allows you to create and modify font files,
accepting input in the following formats
(with associated file extensions appearing in parentheses):
Glyph Bitmap Distribution (.bdf)
Macintosh resource fonts (.dfont, .bin, .hqx)
fontforge spline font database (.sfd)
POSTSCRIPT, which includes:
ASCII format (.pfa)
Binary format (.pfb)
CID-keyed fonts, Adobe convention used primarily for Asian characters (.cid, .otf)
POSTSCRIPT Type 0 (.ps)
POSTSCRIPT Type 3 (.ps)
Scaleable vector graphics fonts (.svg)
TeX bitmap (.pk)
TrueType (.ttf, .ttc)
X11 bitmap (.pcf)
If the argument list contains a font file name (or several),
window for each font displaying the characters of the that font.
In the absence of options or arguments,
the program opens a file-picker window,
allowing you to browse your disk to find a font file,
or create a new one.
This manual page is intended only as a rudimentary overview;
see the HTML Users Manual for more complete information.
Must be the first argument. Executes "string" as a set of scripting commands.
Any additional arguments will be passed to the script.
Employ the specified method to control 8-bit colormaps,
assumes one of these three values:
Attempt to allocate colors in the current (shared) colormap.
The program will likely not find everything it requires.
Allocate what can be allocated, then copy the current colormap;
it can thus make use of cells other programs are using.
Create a new colormap and fill it with the required colors.
Attempt to employ a visual that matches the specified pixel depth,
Employ the X display specified by the string
(for example: localhost:0).
Display the usage description
and start a web client displaying the online documentation.
Alter the displayed menus to employ modifier keys appropriate
to the specified keyboard type,
assumes one of the following four values:
IBM PC type keyboard.
Apple Macintosh keyboard.
Sun workstation keyboard.
Macintosh keyboard, but on a system running SuSe linux
(the mappings differ from those used under MacOS X).
Opens whatever font you last edited with
If you specify
will open the last
Interpret the script with the fontforge interpreter.
Interpret the script with the python interpreter.
Prints information about optional libraries.
Create a new font with the ISO 8859-1 encoding
(the international encoding standard for western Europe,
and the standard for most X fonts).
Suppress display of the splash screen.
Control the crash recovery mechanism
(helpful if crash recovery causes problems),
takes on one of three allowed settings:
perform automatic recovery (default) if the program crashed before saving changes.
Delete recovery information.
Suppress crash recovery.
Execute the script named
Does not open the X display.
This must be the first argument passed to fontforge. Any other arguments are
handled by the scriptfile itself.
Any other command line arguments will be passed to the script.
The program contains a command interpreter which allows access to
most but not all of its interactive features.
If a scriptfile is executable, and if its first line contains
the string "fontforge", then the argument
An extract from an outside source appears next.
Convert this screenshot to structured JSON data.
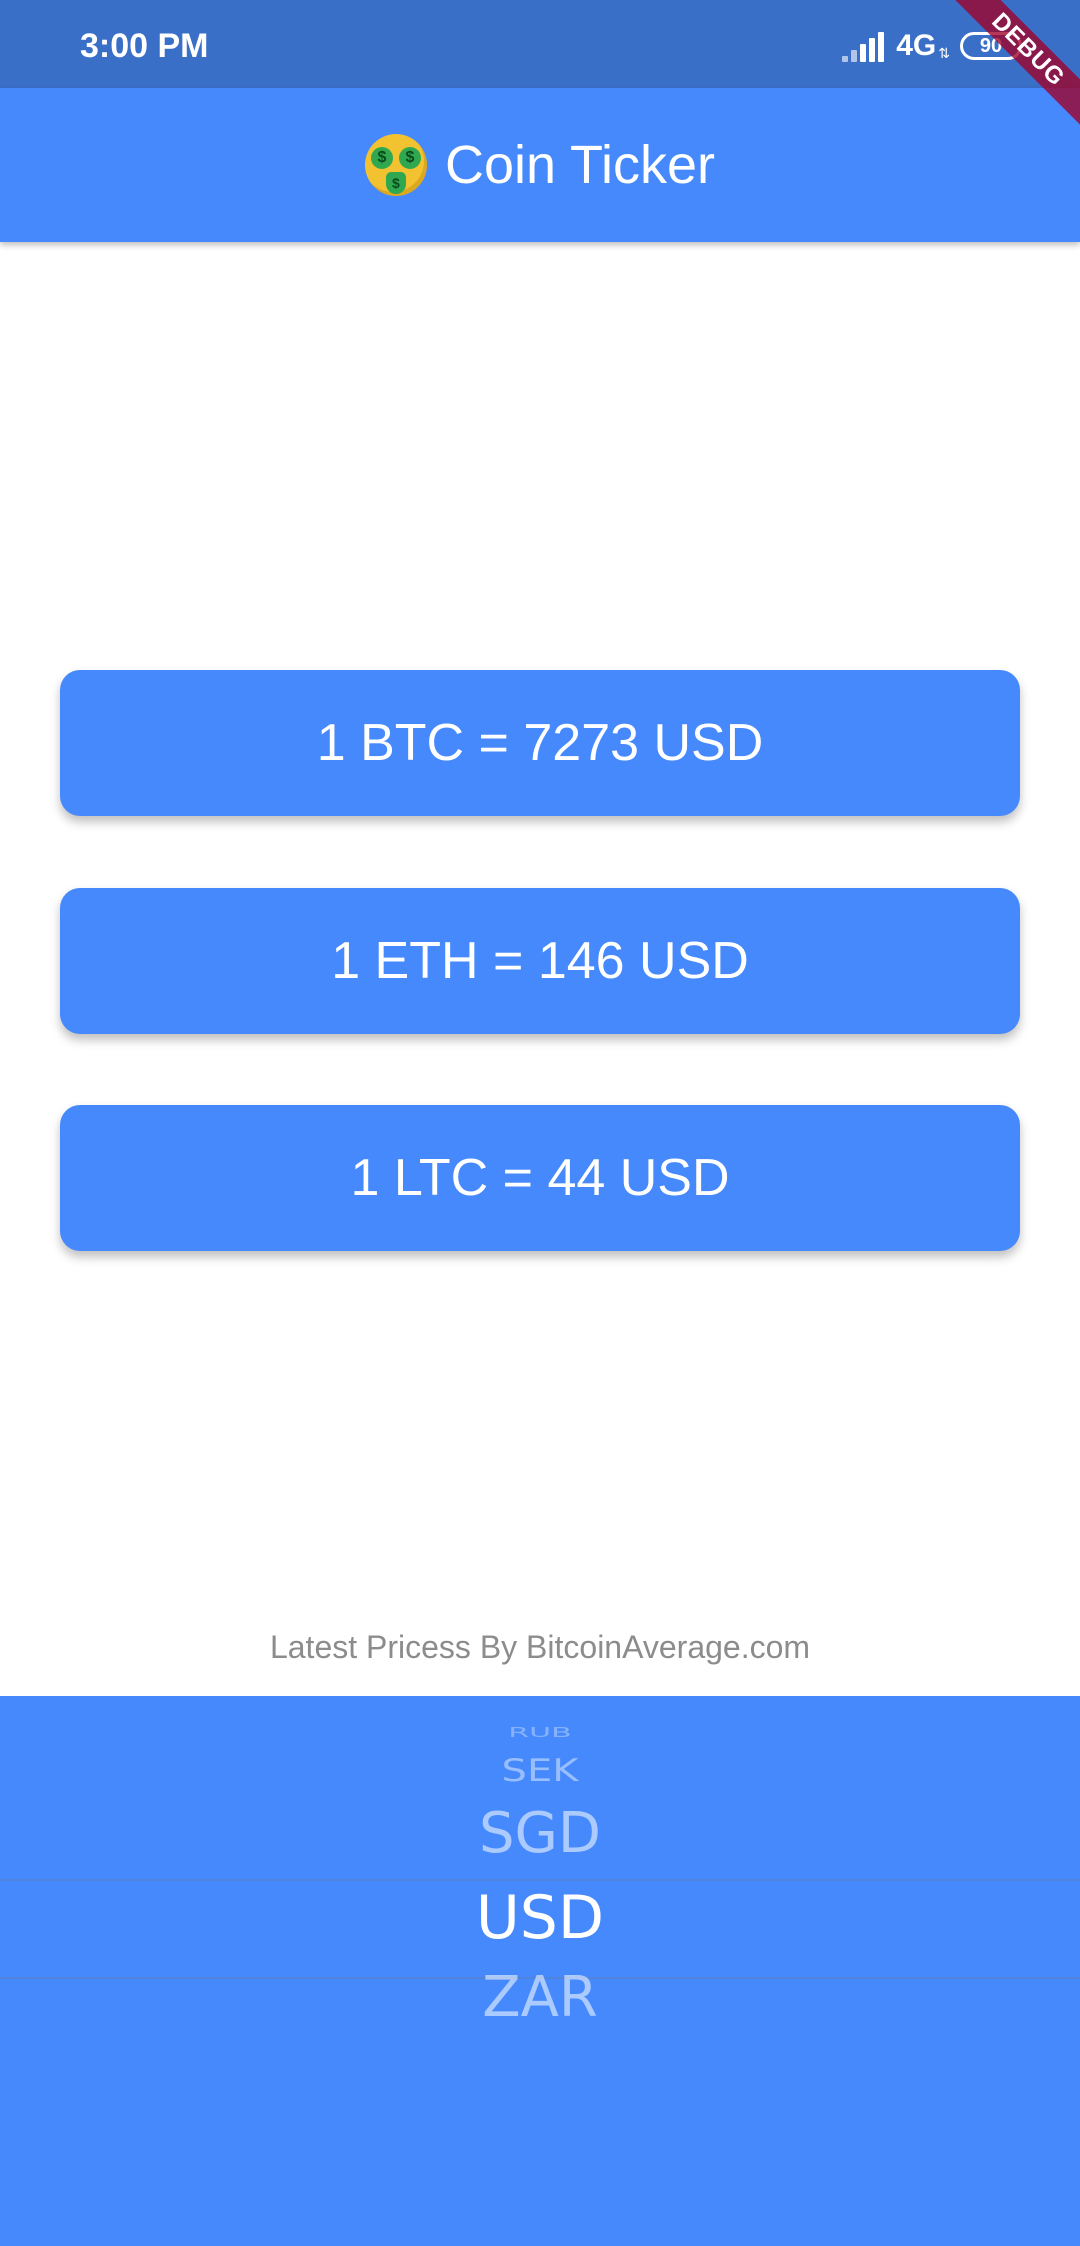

may be omitted. This means that fontforge can be used as an interpreter.
Make X synchronous.
Used primarily for debugging, this option slows X down.
Display the usage description.
Attempt to use a visual that matches the class,
specified as either the name of a visual class
or an integer enumerating a visual class.
Display the current version
(a six digit string containing the date stamp of the source files).
If any of the following environment variables exist,
they are used:
Specifies the name of a browser program for examining documentation.
Specifies the location of the autotrace program (usually FontForge can figure
this out without help, but not always).
Specifies the location of the metafont program.
Turns on verbose mode in scripting. Each statement is printed as it is executed.
Copyright (C) 2000-2007 by George Williams (email@example.com).
Original manual page by Tom Harvey, subsequently modified by George Williams.
Heavily rewritten and modified to use standard
-man (5) macros by R.P.C. Rodgers (firstname.lastname@example.org), 23 October 2002.
Undoubtedly many, but unknown and ever changing.